What is inviting about the apocalyptic-style narrative is that it allows us to believe that the elements of ‘before’ that we were unsatisfied with – at times exasperated by – could be transformed for the future. While we do not want to miss an opportunity to change practices for the better, it must also be conceded that patterns of consumption and structures of daily life remain remarkably resistant, changing only slowly over time.
That is not to say that – in the longer term – all will simply return to exactly the same ’normal’, as before. This crisis does hold the possibility of establishing something new. Disruption-induced experimentation and exploration by businesses and consumers will likely result, for a small proportion, in lasting change. The disruption engendered by the current crisis has forced people to improvise and create alternatives in place of the restaurant meal. During the next 12-18 months, the trade in takeaways and home delivery will have become more established – perhaps among a section of the population who previously were dismissive – and this will constitute (alongside supermarket ready meals) continuing competition for meals served in restaurant. Nevertheless, eating away from home will remain a very attractive thing to do. A small proportion of businesses will likely continue with an adapted business model, capitalising on a mode of operation that they may not previously have considered viable.

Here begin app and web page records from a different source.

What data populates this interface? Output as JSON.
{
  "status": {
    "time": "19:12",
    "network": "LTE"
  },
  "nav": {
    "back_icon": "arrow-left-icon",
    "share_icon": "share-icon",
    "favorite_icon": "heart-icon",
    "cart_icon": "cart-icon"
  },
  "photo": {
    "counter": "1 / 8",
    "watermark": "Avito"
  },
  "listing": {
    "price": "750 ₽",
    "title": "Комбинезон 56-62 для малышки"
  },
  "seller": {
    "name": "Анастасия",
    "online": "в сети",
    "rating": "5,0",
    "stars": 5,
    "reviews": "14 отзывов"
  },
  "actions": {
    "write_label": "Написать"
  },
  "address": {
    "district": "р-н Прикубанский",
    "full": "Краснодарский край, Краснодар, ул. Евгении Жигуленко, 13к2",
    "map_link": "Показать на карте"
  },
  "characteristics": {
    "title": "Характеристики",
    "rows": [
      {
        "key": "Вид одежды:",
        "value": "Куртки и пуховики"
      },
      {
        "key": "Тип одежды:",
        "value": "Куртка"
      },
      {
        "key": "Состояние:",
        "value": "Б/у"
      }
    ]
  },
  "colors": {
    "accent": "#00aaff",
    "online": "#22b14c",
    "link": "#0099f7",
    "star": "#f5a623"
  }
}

A small proportion of the population will continue in their new eating routines despite many other aspects of their daily life returning to ‘normal’. While not radical, these small changes, when scaled across a population and a market sector, equate to noteworthy, meaningful change to the way we eat.
Jennifer Whillans is a Research Fellow at the University of Bristol. She is undertaking a research project, funded by British Academy, entitled (De)synchronisation of people and practices in working households: The relationship between the temporal organisation of employment and eating in the UK.
Jessica Paddock is a Senior Lecturer in Sociology, University of Bristol. Her research explores the interaction of everyday life practices, natural resource use, food consumption and social differentiation in the context of environmental change.
Alan Warde is Professor of Sociology in the School of Social Sciences and Professorial Fellow of the Sustainable Consumption Institute at the University of Manchester. His research concerns consumption, cultural capital, food and eating.
Together they conducted the research and co-authored the book The Social Significance of Dining Out: continuity and change (Manchester University Press, 2020).
This article first appeared in Discover Society (May 2020).